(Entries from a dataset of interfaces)
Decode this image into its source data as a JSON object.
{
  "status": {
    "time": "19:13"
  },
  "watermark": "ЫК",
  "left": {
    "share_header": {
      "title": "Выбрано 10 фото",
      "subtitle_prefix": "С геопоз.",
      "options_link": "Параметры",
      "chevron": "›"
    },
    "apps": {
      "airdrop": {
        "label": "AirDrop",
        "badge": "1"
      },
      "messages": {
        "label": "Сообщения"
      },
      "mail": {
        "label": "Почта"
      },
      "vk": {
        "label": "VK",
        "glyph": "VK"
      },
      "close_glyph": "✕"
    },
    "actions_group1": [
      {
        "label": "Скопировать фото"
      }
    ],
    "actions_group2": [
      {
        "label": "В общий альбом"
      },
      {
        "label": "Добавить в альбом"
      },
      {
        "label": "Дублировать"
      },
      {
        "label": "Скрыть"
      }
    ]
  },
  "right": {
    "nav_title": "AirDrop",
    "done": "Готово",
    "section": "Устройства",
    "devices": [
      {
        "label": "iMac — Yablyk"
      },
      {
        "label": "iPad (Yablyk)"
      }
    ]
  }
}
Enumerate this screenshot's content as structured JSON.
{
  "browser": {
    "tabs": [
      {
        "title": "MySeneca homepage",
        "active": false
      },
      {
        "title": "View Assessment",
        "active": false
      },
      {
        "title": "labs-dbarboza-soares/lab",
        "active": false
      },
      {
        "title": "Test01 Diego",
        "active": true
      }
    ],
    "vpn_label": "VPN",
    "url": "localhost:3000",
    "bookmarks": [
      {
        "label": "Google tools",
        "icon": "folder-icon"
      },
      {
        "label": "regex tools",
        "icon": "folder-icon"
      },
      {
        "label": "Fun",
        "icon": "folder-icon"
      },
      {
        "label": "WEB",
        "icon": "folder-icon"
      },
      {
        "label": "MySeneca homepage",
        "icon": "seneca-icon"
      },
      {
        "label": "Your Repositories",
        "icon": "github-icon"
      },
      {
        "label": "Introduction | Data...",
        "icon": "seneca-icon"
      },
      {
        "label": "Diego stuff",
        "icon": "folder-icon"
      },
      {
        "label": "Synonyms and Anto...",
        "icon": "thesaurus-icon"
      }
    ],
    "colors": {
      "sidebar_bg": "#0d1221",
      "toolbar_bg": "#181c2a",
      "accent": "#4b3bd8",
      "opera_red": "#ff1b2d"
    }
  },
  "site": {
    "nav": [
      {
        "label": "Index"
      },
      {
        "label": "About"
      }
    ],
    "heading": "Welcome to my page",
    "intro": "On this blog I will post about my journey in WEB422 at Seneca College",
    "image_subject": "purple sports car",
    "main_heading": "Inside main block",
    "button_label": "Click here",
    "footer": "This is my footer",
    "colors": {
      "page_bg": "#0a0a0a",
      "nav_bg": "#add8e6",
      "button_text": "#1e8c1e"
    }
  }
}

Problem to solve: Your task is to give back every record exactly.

Output below:
Decode this image into its source data as a JSON object.
{
  "status": {
    "time": "19:13"
  },
  "watermark": "ЫК",
  "left": {
    "share_header": {
      "title": "Выбрано 10 фото",
      "subtitle_prefix": "С геопоз.",
      "options_link": "Параметры",
      "chevron": "›"
    },
    "apps": {
      "airdrop": {
        "label": "AirDrop",
        "badge": "1"
      },
      "messages": {
        "label": "Сообщения"
      },
      "mail": {
        "label": "Почта"
      },
      "vk": {
        "label": "VK",
        "glyph": "VK"
      },
      "close_glyph": "✕"
    },
    "actions_group1": [
      {
        "label": "Скопировать фото"
      }
    ],
    "actions_group2": [
      {
        "label": "В общий альбом"
      },
      {
        "label": "Добавить в альбом"
      },
      {
        "label": "Дублировать"
      },
      {
        "label": "Скрыть"
      }
    ]
  },
  "right": {
    "nav_title": "AirDrop",
    "done": "Готово",
    "section": "Устройства",
    "devices": [
      {
        "label": "iMac — Yablyk"
      },
      {
        "label": "iPad (Yablyk)"
      }
    ]
  }
}
Enumerate this screenshot's content as structured JSON.
{
  "browser": {
    "tabs": [
      {
        "title": "MySeneca homepage",
        "active": false
      },
      {
        "title": "View Assessment",
        "active": false
      },
      {
        "title": "labs-dbarboza-soares/lab",
        "active": false
      },
      {
        "title": "Test01 Diego",
        "active": true
      }
    ],
    "vpn_label": "VPN",
    "url": "localhost:3000",
    "bookmarks": [
      {
        "label": "Google tools",
        "icon": "folder-icon"
      },
      {
        "label": "regex tools",
        "icon": "folder-icon"
      },
      {
        "label": "Fun",
        "icon": "folder-icon"
      },
      {
        "label": "WEB",
        "icon": "folder-icon"
      },
      {
        "label": "MySeneca homepage",
        "icon": "seneca-icon"
      },
      {
        "label": "Your Repositories",
        "icon": "github-icon"
      },
      {
        "label": "Introduction | Data...",
        "icon": "seneca-icon"
      },
      {
        "label": "Diego stuff",
        "icon": "folder-icon"
      },
      {
        "label": "Synonyms and Anto...",
        "icon": "thesaurus-icon"
      }
    ],
    "colors": {
      "sidebar_bg": "#0d1221",
      "toolbar_bg": "#181c2a",
      "accent": "#4b3bd8",
      "opera_red": "#ff1b2d"
    }
  },
  "site": {
    "nav": [
      {
        "label": "Index"
      },
      {
        "label": "About"
      }
    ],
    "heading": "Welcome to my page",
    "intro": "On this blog I will post about my journey in WEB422 at Seneca College",
    "image_subject": "purple sports car",
    "main_heading": "Inside main block",
    "button_label": "Click here",
    "footer": "This is my footer",
    "colors": {
      "page_bg": "#0a0a0a",
      "nav_bg": "#add8e6",
      "button_text": "#1e8c1e"
    }
  }
}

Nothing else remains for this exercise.